Beware of Trans Fats
Trans fat is considered by many doctors to be the worst type of fat you can eat. Some meat and dairy products contain small amounts of naturally occurring trans-fat. But most trans fat is formed through an industrial process that adds hydrogen to vegetable oil, which causes the oil to become solid at room temperature. Get in the habit of reading ingredients labels when you’re at the grocery store.
Trans fat can be found in many of the same foods as saturated fat. These can include:
- Coffee creamer
- Crackers, cookies, cakes, frozen pies, and other baked goods
- Fast food
- Frozen pizza
- Ready-to-use frostings
- Refrigerated dough products (such as biscuits and cinnamon rolls)
- Snack foods (such as microwave popcorn)
- Vegetable shortenings and stick margarines

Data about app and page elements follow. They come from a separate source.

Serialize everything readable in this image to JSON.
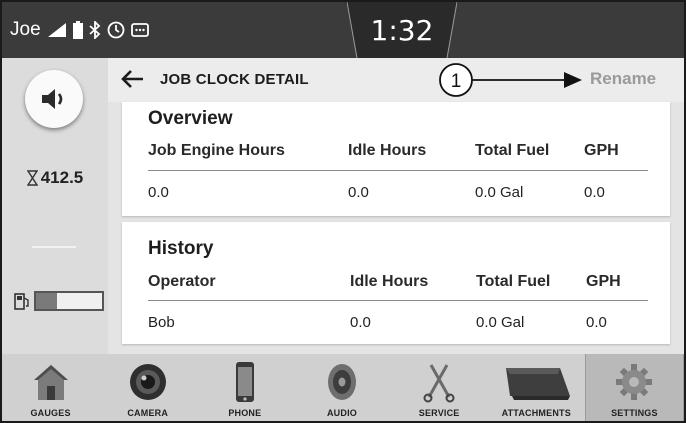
{
  "status_bar": {
    "user": "Joe",
    "time": "1:32"
  },
  "left_rail": {
    "hours": "412.5",
    "fuel_level": 0.32
  },
  "header": {
    "title": "JOB CLOCK DETAIL",
    "rename_label": "Rename",
    "callout_number": "1"
  },
  "overview": {
    "title": "Overview",
    "columns": [
      "Job Engine Hours",
      "Idle Hours",
      "Total Fuel",
      "GPH"
    ],
    "row": [
      "0.0",
      "0.0",
      "0.0 Gal",
      "0.0"
    ]
  },
  "history": {
    "title": "History",
    "columns": [
      "Operator",
      "Idle Hours",
      "Total Fuel",
      "GPH"
    ],
    "rows": [
      [
        "Bob",
        "0.0",
        "0.0 Gal",
        "0.0"
      ]
    ]
  },
  "dock": {
    "items": [
      {
        "label": "GAUGES",
        "icon": "home-icon"
      },
      {
        "label": "CAMERA",
        "icon": "camera-icon"
      },
      {
        "label": "PHONE",
        "icon": "phone-icon"
      },
      {
        "label": "AUDIO",
        "icon": "speaker-icon"
      },
      {
        "label": "SERVICE",
        "icon": "wrench-icon"
      },
      {
        "label": "ATTACHMENTS",
        "icon": "bucket-icon"
      },
      {
        "label": "SETTINGS",
        "icon": "gear-icon"
      }
    ],
    "active_index": 6
  }
}
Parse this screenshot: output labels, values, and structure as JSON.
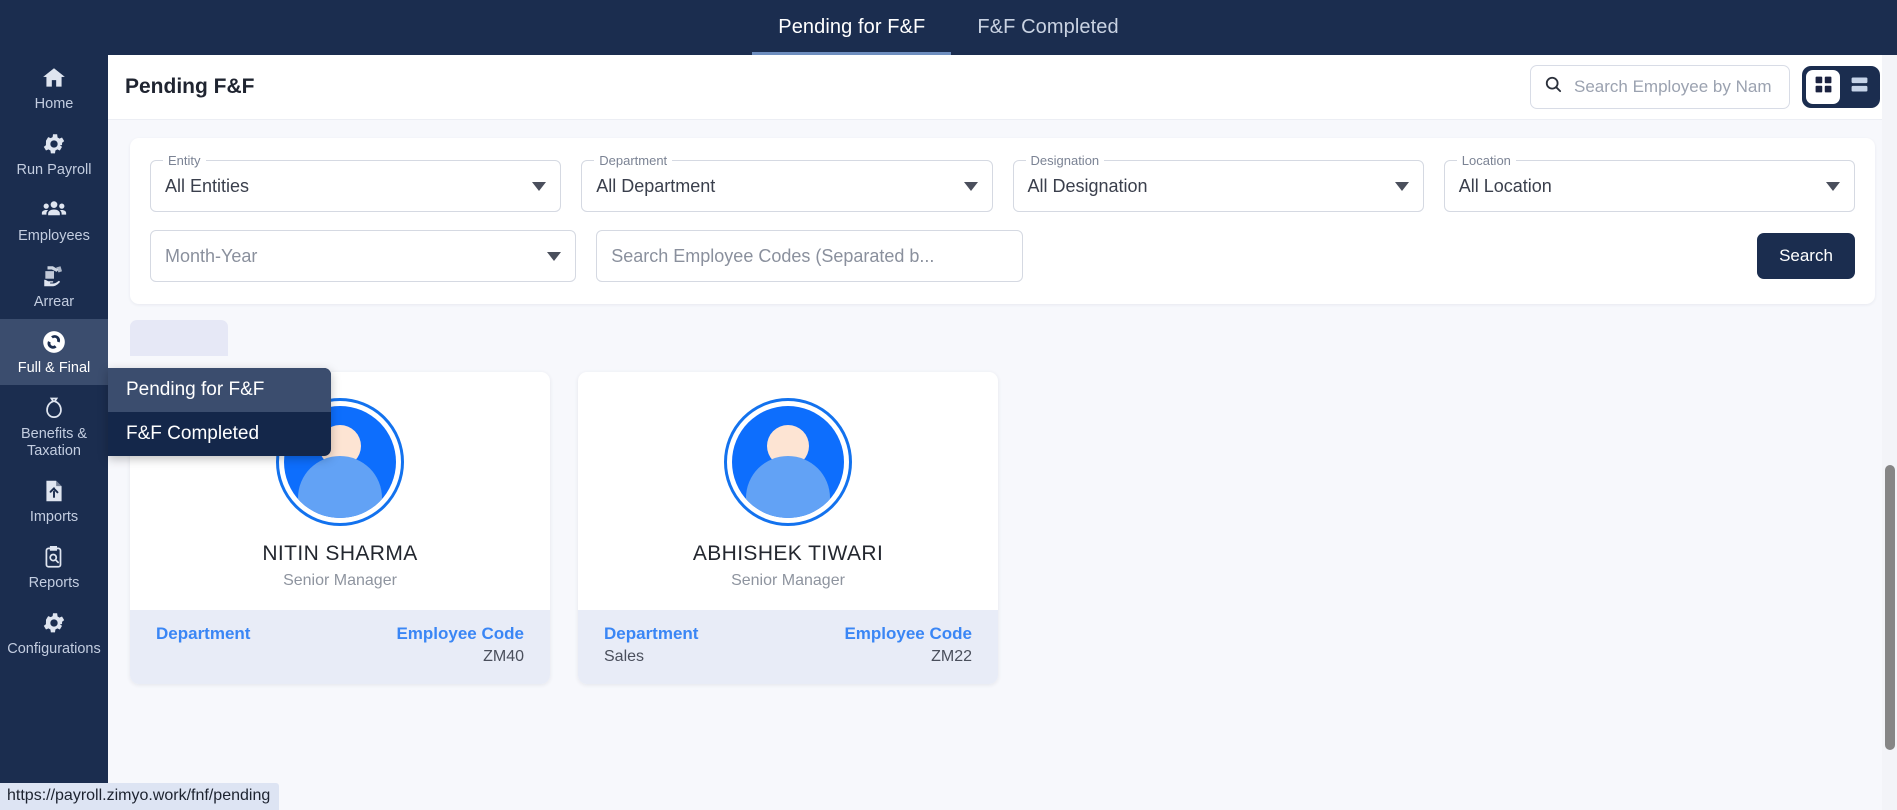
{
  "topbar": {
    "tabs": [
      {
        "label": "Pending for F&F",
        "active": true
      },
      {
        "label": "F&F Completed",
        "active": false
      }
    ]
  },
  "sidebar": {
    "items": [
      {
        "label": "Home",
        "icon": "home-icon",
        "active": false
      },
      {
        "label": "Run Payroll",
        "icon": "gear-icon",
        "active": false
      },
      {
        "label": "Employees",
        "icon": "people-icon",
        "active": false
      },
      {
        "label": "Arrear",
        "icon": "cash-hand-icon",
        "active": false
      },
      {
        "label": "Full & Final",
        "icon": "refresh-circle-icon",
        "active": true
      },
      {
        "label": "Benefits & Taxation",
        "icon": "moneybag-icon",
        "active": false
      },
      {
        "label": "Imports",
        "icon": "file-upload-icon",
        "active": false
      },
      {
        "label": "Reports",
        "icon": "clipboard-search-icon",
        "active": false
      },
      {
        "label": "Configurations",
        "icon": "gear-icon",
        "active": false
      }
    ]
  },
  "header": {
    "title": "Pending F&F",
    "search_placeholder": "Search Employee by Nam",
    "search_value": "",
    "view_toggle": {
      "grid_label": "grid-view",
      "list_label": "list-view",
      "active": "grid"
    }
  },
  "filters": {
    "entity": {
      "label": "Entity",
      "value": "All Entities"
    },
    "department": {
      "label": "Department",
      "value": "All Department"
    },
    "designation": {
      "label": "Designation",
      "value": "All Designation"
    },
    "location": {
      "label": "Location",
      "value": "All Location"
    },
    "month_year": {
      "label": "",
      "value": "Month-Year"
    },
    "employee_codes": {
      "label": "",
      "placeholder": "Search Employee Codes (Separated b...",
      "value": ""
    },
    "search_button": "Search"
  },
  "tab_chip": {
    "label": ""
  },
  "flyout": {
    "items": [
      {
        "label": "Pending for F&F",
        "hovered": true
      },
      {
        "label": "F&F Completed",
        "hovered": false
      }
    ]
  },
  "cards": [
    {
      "name": "NITIN SHARMA",
      "role": "Senior Manager",
      "department_label": "Department",
      "department_value": "",
      "code_label": "Employee Code",
      "code_value": "ZM40"
    },
    {
      "name": "ABHISHEK TIWARI",
      "role": "Senior Manager",
      "department_label": "Department",
      "department_value": "Sales",
      "code_label": "Employee Code",
      "code_value": "ZM22"
    }
  ],
  "statusbar": {
    "url": "https://payroll.zimyo.work/fnf/pending"
  },
  "colors": {
    "navy": "#1b2d4f",
    "navy_dark": "#14274a",
    "accent_blue": "#3a86f5",
    "avatar_blue": "#0d6efd",
    "chip_lavender": "#e6e8f6",
    "page_bg": "#f7f8fc"
  }
}
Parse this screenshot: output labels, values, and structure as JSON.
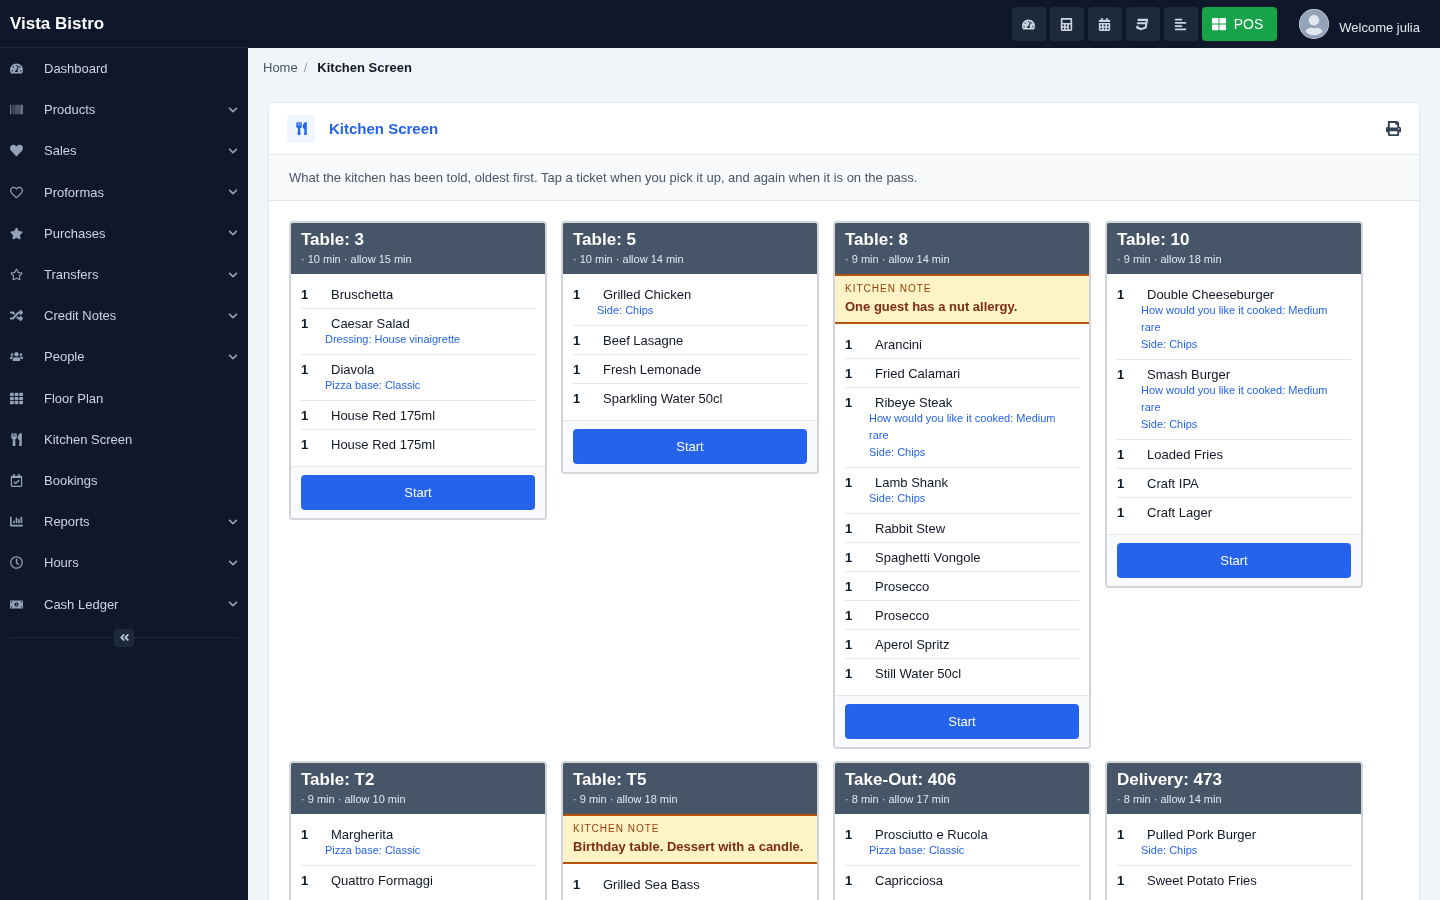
{
  "app": {
    "brand": "Vista Bistro"
  },
  "topbar": {
    "pos_label": "POS",
    "greeting": "Welcome julia"
  },
  "sidebar": {
    "items": [
      {
        "label": "Dashboard",
        "has_submenu": false
      },
      {
        "label": "Products",
        "has_submenu": true
      },
      {
        "label": "Sales",
        "has_submenu": true
      },
      {
        "label": "Proformas",
        "has_submenu": true
      },
      {
        "label": "Purchases",
        "has_submenu": true
      },
      {
        "label": "Transfers",
        "has_submenu": true
      },
      {
        "label": "Credit Notes",
        "has_submenu": true
      },
      {
        "label": "People",
        "has_submenu": true
      },
      {
        "label": "Floor Plan",
        "has_submenu": false
      },
      {
        "label": "Kitchen Screen",
        "has_submenu": false
      },
      {
        "label": "Bookings",
        "has_submenu": false
      },
      {
        "label": "Reports",
        "has_submenu": true
      },
      {
        "label": "Hours",
        "has_submenu": true
      },
      {
        "label": "Cash Ledger",
        "has_submenu": true
      }
    ]
  },
  "breadcrumb": {
    "parent": "Home",
    "separator": "/",
    "current": "Kitchen Screen"
  },
  "panel": {
    "title": "Kitchen Screen",
    "description": "What the kitchen has been told, oldest first. Tap a ticket when you pick it up, and again when it is on the pass."
  },
  "tickets": [
    {
      "title": "Table: 3",
      "timing": "· 10 min · allow 15 min",
      "items": [
        {
          "qty": "1",
          "name": "Bruschetta"
        },
        {
          "qty": "1",
          "name": "Caesar Salad",
          "modifiers": [
            "Dressing: House vinaigrette"
          ]
        },
        {
          "qty": "1",
          "name": "Diavola",
          "modifiers": [
            "Pizza base: Classic"
          ]
        },
        {
          "qty": "1",
          "name": "House Red 175ml"
        },
        {
          "qty": "1",
          "name": "House Red 175ml"
        }
      ],
      "button": "Start"
    },
    {
      "title": "Table: 5",
      "timing": "· 10 min · allow 14 min",
      "items": [
        {
          "qty": "1",
          "name": "Grilled Chicken",
          "modifiers": [
            "Side: Chips"
          ]
        },
        {
          "qty": "1",
          "name": "Beef Lasagne"
        },
        {
          "qty": "1",
          "name": "Fresh Lemonade"
        },
        {
          "qty": "1",
          "name": "Sparkling Water 50cl"
        }
      ],
      "button": "Start"
    },
    {
      "title": "Table: 8",
      "timing": "· 9 min · allow 14 min",
      "note": {
        "label": "KITCHEN NOTE",
        "text": "One guest has a nut allergy."
      },
      "items": [
        {
          "qty": "1",
          "name": "Arancini"
        },
        {
          "qty": "1",
          "name": "Fried Calamari"
        },
        {
          "qty": "1",
          "name": "Ribeye Steak",
          "modifiers": [
            "How would you like it cooked: Medium rare",
            "Side: Chips"
          ]
        },
        {
          "qty": "1",
          "name": "Lamb Shank",
          "modifiers": [
            "Side: Chips"
          ]
        },
        {
          "qty": "1",
          "name": "Rabbit Stew"
        },
        {
          "qty": "1",
          "name": "Spaghetti Vongole"
        },
        {
          "qty": "1",
          "name": "Prosecco"
        },
        {
          "qty": "1",
          "name": "Prosecco"
        },
        {
          "qty": "1",
          "name": "Aperol Spritz"
        },
        {
          "qty": "1",
          "name": "Still Water 50cl"
        }
      ],
      "button": "Start"
    },
    {
      "title": "Table: 10",
      "timing": "· 9 min · allow 18 min",
      "items": [
        {
          "qty": "1",
          "name": "Double Cheeseburger",
          "modifiers": [
            "How would you like it cooked: Medium rare",
            "Side: Chips"
          ]
        },
        {
          "qty": "1",
          "name": "Smash Burger",
          "modifiers": [
            "How would you like it cooked: Medium rare",
            "Side: Chips"
          ]
        },
        {
          "qty": "1",
          "name": "Loaded Fries"
        },
        {
          "qty": "1",
          "name": "Craft IPA"
        },
        {
          "qty": "1",
          "name": "Craft Lager"
        }
      ],
      "button": "Start"
    },
    {
      "title": "Table: T2",
      "timing": "· 9 min · allow 10 min",
      "items": [
        {
          "qty": "1",
          "name": "Margherita",
          "modifiers": [
            "Pizza base: Classic"
          ]
        },
        {
          "qty": "1",
          "name": "Quattro Formaggi"
        }
      ]
    },
    {
      "title": "Table: T5",
      "timing": "· 9 min · allow 18 min",
      "note": {
        "label": "KITCHEN NOTE",
        "text": "Birthday table. Dessert with a candle."
      },
      "items": [
        {
          "qty": "1",
          "name": "Grilled Sea Bass"
        }
      ]
    },
    {
      "title": "Take-Out: 406",
      "timing": "· 8 min · allow 17 min",
      "items": [
        {
          "qty": "1",
          "name": "Prosciutto e Rucola",
          "modifiers": [
            "Pizza base: Classic"
          ]
        },
        {
          "qty": "1",
          "name": "Capricciosa"
        }
      ]
    },
    {
      "title": "Delivery: 473",
      "timing": "· 8 min · allow 14 min",
      "items": [
        {
          "qty": "1",
          "name": "Pulled Pork Burger",
          "modifiers": [
            "Side: Chips"
          ]
        },
        {
          "qty": "1",
          "name": "Sweet Potato Fries"
        }
      ]
    }
  ]
}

Instead, try these healthier alternatives:
- Unsaturated fats, such as butter, but in much smaller amounts.
- Substitute saturated vegetable fats, including palm and coconut oils.
- Use a blend of monounsaturated or polyunsaturated vegetable oils to get the shelflife, taste, and texture of trans-
How to Incorporate More Whole Grains at Meals
- To eat more whole grains, substitute a whole-grain product for a refined product:
- Use whole-wheat bread instead of white bread for sandwiches.
- Substitute brown rice instead of white rice.
- Whole Wheat Pasta instead of White Pasta. There are a number of different varieties available, each with different texture and taste.
- Prepare mixed dishes with whole grains, such as:
- Barley in vegetable soup or stews.
- Bulgur wheat in a casserole or stir-fry.
- Whole-grain bread or cracker crumbs in meatloaf.
- Rolled oats or a crushed, unsweetened whole grain cereal as breading for baked chicken, fish, veal cutlets, or eggplant Parmesan.
- Try substituting whole wheat or oat flour for up to half of the flour in pancake, waffle, muffin or other flour-based recipes. There are many recipes and cookbooks available that substitute healthier flours for white flour.
- Try an unsweetened, whole grain ready-to-eat cereal as croutons in salad or in place of crackers with soup.
- Freeze leftover cooked brown rice, bulgur, or barley. Heat and serve it later as a quick side dish.
Tips for Adding More Vegetables to Your Family’s Diet
- Buy fresh vegetables in season. It is most cost effective and they are likely to be at their peak flavor.
- Stock up on frozen vegetables for quick and easy cooking in the microwave.
- Buy vegetables that are easy to prepare. Pick up pre-washed bags of salad greens and add baby carrots or grape tomatoes for a salad in minutes.
- Prepare and cut your veggies such as baby carrots or celery sticks in the beginning of the week so you can grab them for quick snacks.
- Use a microwave to quickly warm up your vegetables. White or sweet potatoes can be prepared quickly this way.
- Try crunchy vegetables, raw or lightly steamed.
- Add grated or chopped vegetables to meatloaf, burgers or pasta sauces.